In this landmark treatise, Donald Shoup argues that free parking contributes to auto dependence, rapid urban sprawl, extravagant energy use, and a host of other problems. Free-parking mandates intended to alleviate congestion end up distorting transportation choices, debasing urban design, damaging the economy, and degrading the environment. Ubiquitous free parking helps explain why our sprawling cities suit cars more than people, and why American motor vehicles now consume an eighth of the world's oil production.
But it doesn't have to be this way. The Yale-trained economist and UCLA planning professor proposes new avenues to regulate parking — measures he says will make parking easier and driving less necessary. You'll never look at a parking spot the same way again.
Click here to read an excerpt from The High Cost of Free Parking.
Meet the Author
Donald Shoup, FAICP, is a professor of urban planning at the University of California, Los Angeles. He holds a doctorate in economics from Yale and is a Fellow of the American Institute of Certified Planners. From 1996 to 2001, Shoup directed the Institute of Transportation Studies at UCLA and, from 1999 to 2003, he chaired the university's Department of Urban Planning.
In the News
Point Austin: 'Free' is much too expensive
April 6, 2012
Page One for "Shoupistas"
Better Cities & Towns
March 16, 2012
A Meter So Expensive, It Creates Parking Spots
New York Times

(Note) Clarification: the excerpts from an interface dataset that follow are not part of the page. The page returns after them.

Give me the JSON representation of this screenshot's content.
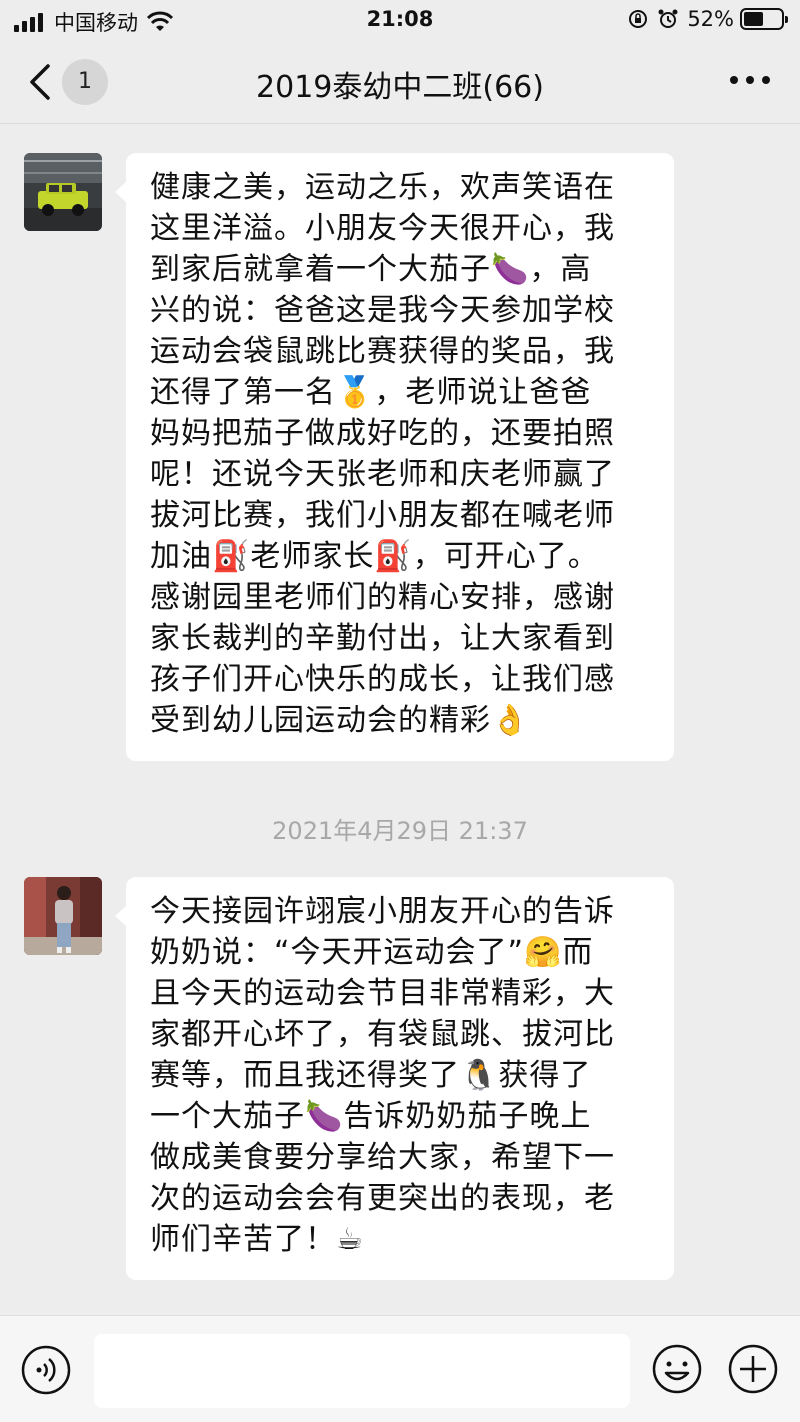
{
  "status_bar": {
    "carrier": "中国移动",
    "time": "21:08",
    "battery": "52%",
    "battery_level": 0.52
  },
  "nav": {
    "back_icon": "chevron-left-icon",
    "unread_count": "1",
    "title": "2019泰幼中二班(66)",
    "more_icon": "more-dots-icon"
  },
  "messages": [
    {
      "avatar": "green-suv-photo",
      "text": "健康之美，运动之乐，欢声笑语在\n这里洋溢。小朋友今天很开心，我\n到家后就拿着一个大茄子🍆，高\n兴的说：爸爸这是我今天参加学校\n运动会袋鼠跳比赛获得的奖品，我\n还得了第一名🥇，老师说让爸爸\n妈妈把茄子做成好吃的，还要拍照\n呢！还说今天张老师和庆老师赢了\n拔河比赛，我们小朋友都在喊老师\n加油⛽老师家长⛽，可开心了。\n感谢园里老师们的精心安排，感谢\n家长裁判的辛勤付出，让大家看到\n孩子们开心快乐的成长，让我们感\n受到幼儿园运动会的精彩👌"
    },
    {
      "avatar": "woman-photo",
      "text": "今天接园许翊宸小朋友开心的告诉\n奶奶说：“今天开运动会了”🤗而\n且今天的运动会节目非常精彩，大\n家都开心坏了，有袋鼠跳、拔河比\n赛等，而且我还得奖了🐧获得了\n一个大茄子🍆告诉奶奶茄子晚上\n做成美食要分享给大家，希望下一\n次的运动会会有更突出的表现，老\n师们辛苦了！☕"
    }
  ],
  "timestamp": "2021年4月29日 21:37",
  "input_bar": {
    "voice_icon": "voice-icon",
    "emoji_icon": "emoji-icon",
    "plus_icon": "plus-icon",
    "text_value": ""
  },
  "colors": {
    "background": "#ededed",
    "bubble": "#ffffff",
    "timestamp": "#a8a8a8"
  }
}
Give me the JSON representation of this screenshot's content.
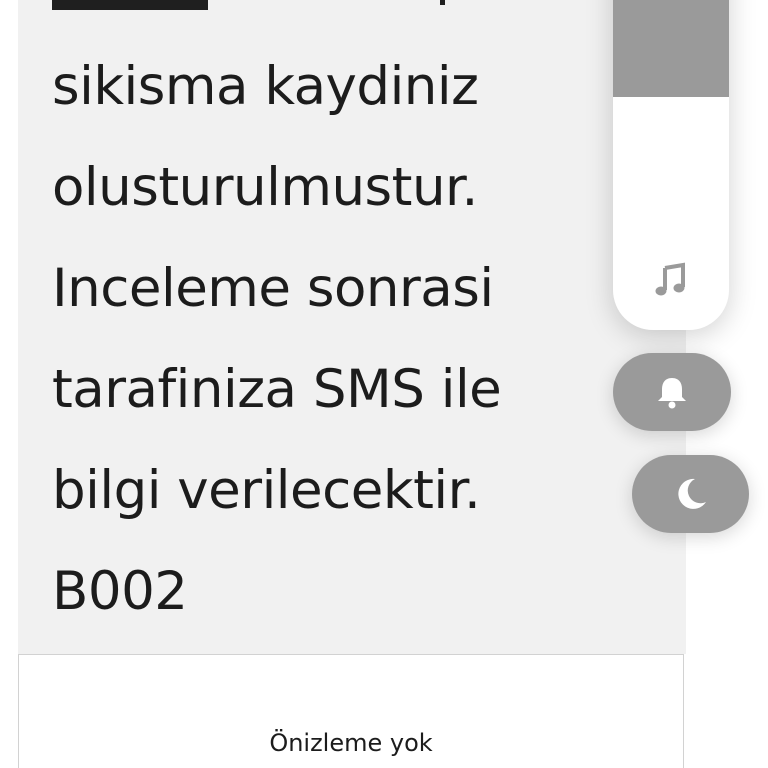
{
  "message": {
    "lines": [
      "sikisma kaydiniz",
      "olusturulmustur.",
      "Inceleme sonrasi",
      "tarafiniza SMS ile",
      "bilgi verilecektir.",
      "B002"
    ]
  },
  "preview": {
    "label": "Önizleme yok"
  },
  "volume": {
    "level_percent": 37,
    "media_icon": "music-note-icon",
    "ring_icon": "bell-icon",
    "dnd_icon": "moon-icon"
  },
  "colors": {
    "bubble": "#f1f1f1",
    "control_gray": "#9a9a9a",
    "text": "#1c1c1c"
  }
}
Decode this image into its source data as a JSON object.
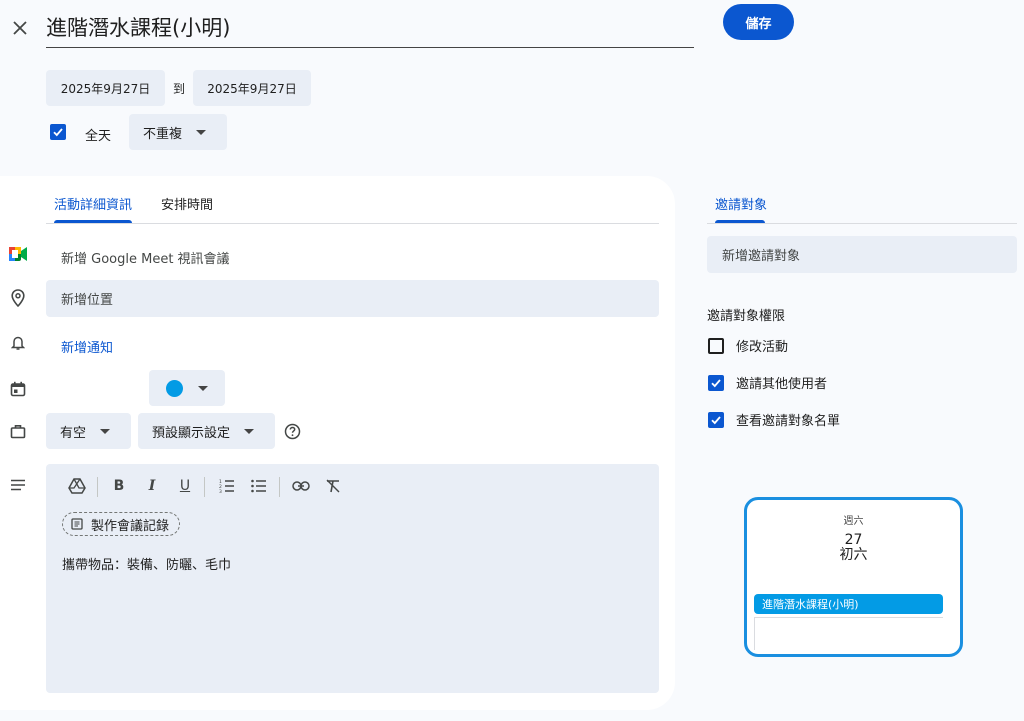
{
  "header": {
    "title": "進階潛水課程(小明)",
    "save_label": "儲存"
  },
  "dates": {
    "start": "2025年9月27日",
    "to_label": "到",
    "end": "2025年9月27日"
  },
  "all_day": {
    "label": "全天",
    "checked": true
  },
  "repeat": {
    "selected": "不重複"
  },
  "tabs": [
    {
      "label": "活動詳細資訊",
      "active": true
    },
    {
      "label": "安排時間",
      "active": false
    }
  ],
  "details": {
    "meet_label": "新增 Google Meet 視訊會議",
    "location_placeholder": "新增位置",
    "add_notification": "新增通知",
    "event_color": "#039be5",
    "availability": "有空",
    "visibility": "預設顯示設定",
    "notes_chip": "製作會議記錄",
    "description": "攜帶物品：裝備、防曬、毛巾"
  },
  "guests": {
    "tab_label": "邀請對象",
    "add_placeholder": "新增邀請對象",
    "permissions_title": "邀請對象權限",
    "permissions": [
      {
        "label": "修改活動",
        "checked": false
      },
      {
        "label": "邀請其他使用者",
        "checked": true
      },
      {
        "label": "查看邀請對象名單",
        "checked": true
      }
    ]
  },
  "preview": {
    "day_of_week": "週六",
    "day": "27",
    "lunar": "初六",
    "event_title": "進階潛水課程(小明)"
  },
  "colors": {
    "accent": "#0b57d0",
    "field_bg": "#e9eef6",
    "page_bg": "#f8fafd"
  }
}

March 15, 2012
San Francisco and L.A. Parking makes the difference. (APA Members Only)
Planning magazine, January 2005